Since September 2021, I’ve studied more languages at once than I thought possible, touched books that pre-date the (re)founding of the Americas, and been confronted with the challenge of a program built on the ever-shifting landscape of the Digital Humanities. While I was no stranger to the field, I’ve since gained an invaluable sense of what it means to be a digital humanist.
I am a digital humanist—a human with [digital] tools, exploring what has been and what could be. I’ve learned it’s not my job to speak perfectly on every subject or comprehend all software developed in the name of higher learning. My job is to be a flexible global citizen who uses technology to explore society’s questions.

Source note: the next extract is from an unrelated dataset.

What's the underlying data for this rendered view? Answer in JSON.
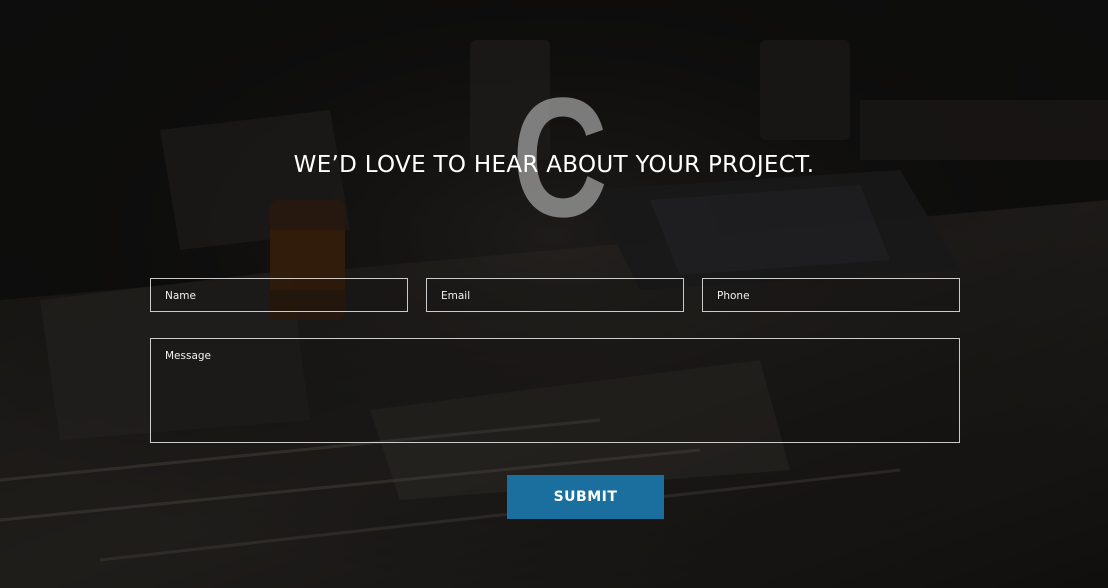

This master’s taught me that I am capable because I persevere; I am clever, not because I know everything, but because I ask questions to uncover the unknown. My previous perspective set bounds on what I could learn and contribute. Now, as my time here closes, those bounds have dissolved, gracing me with the confidence that I have the capacity to evolve, just like the Digital Humanities, and that I have the tools to conquer whatever questions come next.